(fragments of a review published in "Gazeta Wyborcza")
(...)The works of Witold Węgrzyn must be treated as compositions containing infinite forms. His photography is not representational art. Węgrzyn's pictures result from attempts to contaminate photography as photography. It seems that the main aim of the artist is to reveal the relations between an object and its image. Looking at the matter from a broader perspective one might say that what is at stake here is the relation between man and objects, between man's imagination and his given reality. Węgrzyn's art has more to do with photographing internal landscapes than with registering impressions elicited by our world. It is the act of an artist expressively accentuating the variety of his own moods. These latest works distance the artist from the classic understanding of photography because they are transformed so deeply that they cannot be seen as closed images of something or someone. /.../ Moreover, those dynamic and emotionally loaded photograms, or rather their deeper layers, speak about the erosion of time. They are signs of the merciless passage of time.
(fragments of a review in "Pomerania")

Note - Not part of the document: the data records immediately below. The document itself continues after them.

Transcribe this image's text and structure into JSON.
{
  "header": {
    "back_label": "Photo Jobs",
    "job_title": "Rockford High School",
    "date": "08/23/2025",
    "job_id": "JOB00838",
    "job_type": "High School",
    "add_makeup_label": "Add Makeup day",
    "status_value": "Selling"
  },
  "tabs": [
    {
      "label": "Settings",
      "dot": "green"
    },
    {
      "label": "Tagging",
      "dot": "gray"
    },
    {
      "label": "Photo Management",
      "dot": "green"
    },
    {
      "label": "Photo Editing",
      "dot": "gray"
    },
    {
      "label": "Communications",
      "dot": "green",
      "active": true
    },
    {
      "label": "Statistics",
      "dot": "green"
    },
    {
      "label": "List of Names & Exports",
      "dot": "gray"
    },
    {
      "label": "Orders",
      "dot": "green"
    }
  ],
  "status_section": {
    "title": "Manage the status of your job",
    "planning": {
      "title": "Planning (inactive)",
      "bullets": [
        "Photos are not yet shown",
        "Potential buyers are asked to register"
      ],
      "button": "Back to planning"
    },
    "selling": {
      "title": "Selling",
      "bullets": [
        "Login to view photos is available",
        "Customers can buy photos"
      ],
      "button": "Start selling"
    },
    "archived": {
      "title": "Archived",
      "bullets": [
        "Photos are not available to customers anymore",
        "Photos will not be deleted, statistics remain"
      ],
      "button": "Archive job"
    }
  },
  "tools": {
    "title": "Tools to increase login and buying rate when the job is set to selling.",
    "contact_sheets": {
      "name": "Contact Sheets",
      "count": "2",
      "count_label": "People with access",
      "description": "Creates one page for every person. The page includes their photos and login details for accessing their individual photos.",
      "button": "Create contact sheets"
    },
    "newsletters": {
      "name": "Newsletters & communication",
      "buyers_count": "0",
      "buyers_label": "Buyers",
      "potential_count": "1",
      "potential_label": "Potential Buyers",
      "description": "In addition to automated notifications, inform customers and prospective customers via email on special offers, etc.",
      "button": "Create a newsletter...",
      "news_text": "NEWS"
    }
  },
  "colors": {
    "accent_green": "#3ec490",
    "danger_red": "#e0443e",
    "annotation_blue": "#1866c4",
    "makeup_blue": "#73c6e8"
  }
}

Translated by Maciej Świerkocki
16 X - 6 XI '98
Copyright ©1998 Witold Węgrzyn, Galeria FF ŁDK